FIG. 3 is a block diagram of a transcoder 300 that may be utilised in the method of the present invention. The transcoder 300 comprises processor intelligence 302 that is capable of controlling the operation of the transcoder 300. The processor intelligence 302 is coupled to a buffer 304 that is initially receptive to a data stream, and is arranged temporarily to store (for subsequent processing purposes) data received by the transcoder 300. The processor intelligence 302 is further coupled to a memory 306 that stores, amongst other things, the framing format for a speech coded frame. The processor intelligence 302 is therefore able to access the memory 306 and to modify or interrogate a data stream to insert or determine the existence of an inverted synchronisation bit, respectively.
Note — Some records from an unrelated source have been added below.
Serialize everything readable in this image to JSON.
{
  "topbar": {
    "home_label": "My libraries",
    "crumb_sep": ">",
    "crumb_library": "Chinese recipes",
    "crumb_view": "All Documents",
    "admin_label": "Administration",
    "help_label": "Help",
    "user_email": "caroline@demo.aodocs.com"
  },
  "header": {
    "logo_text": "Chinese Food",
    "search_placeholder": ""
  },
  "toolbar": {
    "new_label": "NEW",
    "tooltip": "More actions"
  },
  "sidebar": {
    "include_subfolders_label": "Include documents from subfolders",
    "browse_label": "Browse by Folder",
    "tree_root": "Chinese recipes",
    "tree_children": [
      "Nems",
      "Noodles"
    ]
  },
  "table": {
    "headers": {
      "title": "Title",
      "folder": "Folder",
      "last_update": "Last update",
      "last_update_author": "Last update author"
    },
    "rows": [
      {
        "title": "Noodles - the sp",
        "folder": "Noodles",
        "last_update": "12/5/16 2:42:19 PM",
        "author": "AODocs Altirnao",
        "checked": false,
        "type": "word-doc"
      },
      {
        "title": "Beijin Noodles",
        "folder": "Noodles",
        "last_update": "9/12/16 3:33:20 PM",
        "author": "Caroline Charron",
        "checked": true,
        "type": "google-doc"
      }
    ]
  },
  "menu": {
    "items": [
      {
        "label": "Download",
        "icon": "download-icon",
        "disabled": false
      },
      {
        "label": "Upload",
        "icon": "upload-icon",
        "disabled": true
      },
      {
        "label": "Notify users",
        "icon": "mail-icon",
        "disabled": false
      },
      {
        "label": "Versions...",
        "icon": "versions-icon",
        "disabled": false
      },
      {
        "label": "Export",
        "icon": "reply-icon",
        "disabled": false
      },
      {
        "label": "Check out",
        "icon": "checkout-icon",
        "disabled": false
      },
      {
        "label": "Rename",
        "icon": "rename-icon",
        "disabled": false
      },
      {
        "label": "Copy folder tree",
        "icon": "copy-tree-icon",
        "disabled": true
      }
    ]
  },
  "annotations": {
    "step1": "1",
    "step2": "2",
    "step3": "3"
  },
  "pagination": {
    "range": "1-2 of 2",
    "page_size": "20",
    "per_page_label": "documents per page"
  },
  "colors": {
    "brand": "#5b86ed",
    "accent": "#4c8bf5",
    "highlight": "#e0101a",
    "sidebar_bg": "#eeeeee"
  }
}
Without the bit stealing and inversion technique of the present invention, the detection period for reversion to PCM operation may be extended significantly, since the probability of receiving an error value in a synchronisation bit position of an incoming `random` PCM signal is approximately 0.5. However, the present invention ensures that, for a pre-defined period, bits in the synchronisation bit positions are incorrect, and that the probability of receiving an incorrect synchronisation bit approaches unity. (The probability may be very slightly less than one due to corruption of the inverted bit on the path between leg #1 and leg #2). Furthermore, only a handful of bits in the PCM signal sent from leg #1 need to be stolen and inverted to guarantee detection by leg #2 and reversion to tandem operation.
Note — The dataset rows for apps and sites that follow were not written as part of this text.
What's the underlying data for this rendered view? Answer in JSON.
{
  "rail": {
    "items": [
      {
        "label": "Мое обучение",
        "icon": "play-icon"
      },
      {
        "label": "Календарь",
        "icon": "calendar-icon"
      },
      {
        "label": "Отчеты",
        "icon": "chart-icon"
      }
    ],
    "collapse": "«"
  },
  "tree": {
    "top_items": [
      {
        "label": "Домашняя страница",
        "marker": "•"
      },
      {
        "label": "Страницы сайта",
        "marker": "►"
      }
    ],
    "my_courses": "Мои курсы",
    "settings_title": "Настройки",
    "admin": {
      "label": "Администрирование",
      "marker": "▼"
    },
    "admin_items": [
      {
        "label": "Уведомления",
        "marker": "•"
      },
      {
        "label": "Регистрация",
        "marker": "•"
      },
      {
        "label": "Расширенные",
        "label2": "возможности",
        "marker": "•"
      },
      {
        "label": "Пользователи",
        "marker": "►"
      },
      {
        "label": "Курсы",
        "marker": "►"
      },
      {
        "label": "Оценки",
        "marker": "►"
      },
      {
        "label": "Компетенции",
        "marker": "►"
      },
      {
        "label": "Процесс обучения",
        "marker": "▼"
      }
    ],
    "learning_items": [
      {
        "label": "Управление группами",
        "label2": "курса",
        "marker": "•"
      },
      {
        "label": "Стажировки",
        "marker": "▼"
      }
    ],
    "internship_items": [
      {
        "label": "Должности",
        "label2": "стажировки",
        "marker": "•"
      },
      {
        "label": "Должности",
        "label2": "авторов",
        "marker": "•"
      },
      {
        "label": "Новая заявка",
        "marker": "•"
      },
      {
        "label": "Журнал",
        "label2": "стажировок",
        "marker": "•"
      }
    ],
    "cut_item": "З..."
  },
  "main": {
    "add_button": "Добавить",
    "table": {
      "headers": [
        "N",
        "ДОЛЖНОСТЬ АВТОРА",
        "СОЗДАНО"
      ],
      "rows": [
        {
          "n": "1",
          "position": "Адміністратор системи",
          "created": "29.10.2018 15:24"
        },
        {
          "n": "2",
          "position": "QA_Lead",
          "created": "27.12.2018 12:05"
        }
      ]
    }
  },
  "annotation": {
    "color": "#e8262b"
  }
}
The present invention therefore advantageously provides a quick and effective mechanism for reverting to tandem operation. Furthermore, the technique of the present invention is valid for use with all current and future GSM codecs (including half rate, full-rate and extended full-rate formats), and may be used in other telecommunication networks where voice coding and/or compression is used for different phases (within the infrastructure) of a call.
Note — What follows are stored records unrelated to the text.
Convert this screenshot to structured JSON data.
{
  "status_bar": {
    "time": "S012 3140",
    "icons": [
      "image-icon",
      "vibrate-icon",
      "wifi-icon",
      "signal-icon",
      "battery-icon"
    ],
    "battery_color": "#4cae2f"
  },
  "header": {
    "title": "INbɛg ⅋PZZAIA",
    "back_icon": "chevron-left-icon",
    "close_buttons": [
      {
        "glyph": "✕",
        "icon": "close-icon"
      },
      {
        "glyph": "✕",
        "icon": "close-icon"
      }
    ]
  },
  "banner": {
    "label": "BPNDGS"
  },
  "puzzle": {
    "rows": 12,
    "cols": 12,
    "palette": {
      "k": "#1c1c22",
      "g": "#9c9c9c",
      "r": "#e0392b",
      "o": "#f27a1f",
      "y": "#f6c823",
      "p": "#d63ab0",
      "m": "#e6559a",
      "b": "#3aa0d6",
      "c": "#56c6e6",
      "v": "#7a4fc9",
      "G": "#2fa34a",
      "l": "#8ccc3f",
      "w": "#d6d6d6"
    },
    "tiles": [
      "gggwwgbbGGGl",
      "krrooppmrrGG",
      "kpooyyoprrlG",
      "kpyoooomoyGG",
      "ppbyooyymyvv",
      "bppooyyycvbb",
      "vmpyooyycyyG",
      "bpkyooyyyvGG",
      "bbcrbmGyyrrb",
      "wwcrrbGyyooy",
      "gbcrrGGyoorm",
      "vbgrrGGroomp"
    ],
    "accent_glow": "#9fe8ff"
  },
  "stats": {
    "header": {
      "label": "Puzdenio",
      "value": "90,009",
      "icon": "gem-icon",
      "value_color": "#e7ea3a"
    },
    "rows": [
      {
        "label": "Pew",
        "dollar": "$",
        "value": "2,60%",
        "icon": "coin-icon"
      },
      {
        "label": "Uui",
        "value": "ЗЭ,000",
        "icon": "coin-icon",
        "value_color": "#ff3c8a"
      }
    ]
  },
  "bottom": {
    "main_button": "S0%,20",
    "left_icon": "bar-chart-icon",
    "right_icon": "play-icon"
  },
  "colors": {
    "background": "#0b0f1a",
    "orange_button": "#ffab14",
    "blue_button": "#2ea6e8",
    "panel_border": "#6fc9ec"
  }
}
It will, of course, be appreciated that the above description has been given by way of example only, and that modifications in detail, such as the application of the general principal to data communication and particularly in the event that the communication resource between transcoders (MSCs) is both of sufficiently high quality and is sufficiently robust, may be made within the scope of the present invention. Furthermore, as will be appreciated, although the transcoders of FIG. 1 are shown located between the MSC and BSC (and, indeed, are usually proximal to the MSC in-many systems), the present invention is not limited to this structure and therefore contemplates the positioning of the transcoders in other locations within the illustrated infrastructure, particularly in a position between the BTS and BSC. Additionally, while the detailed description has made specific reference to a system in which mobile units communicate with base transceiver stations, it will be appreciated that the present invention is equally applicable to a system that utilises a fixed connection, such as to a Public-Switched Telephone Network (PSTN) or a Private Branch Exchange (PBX).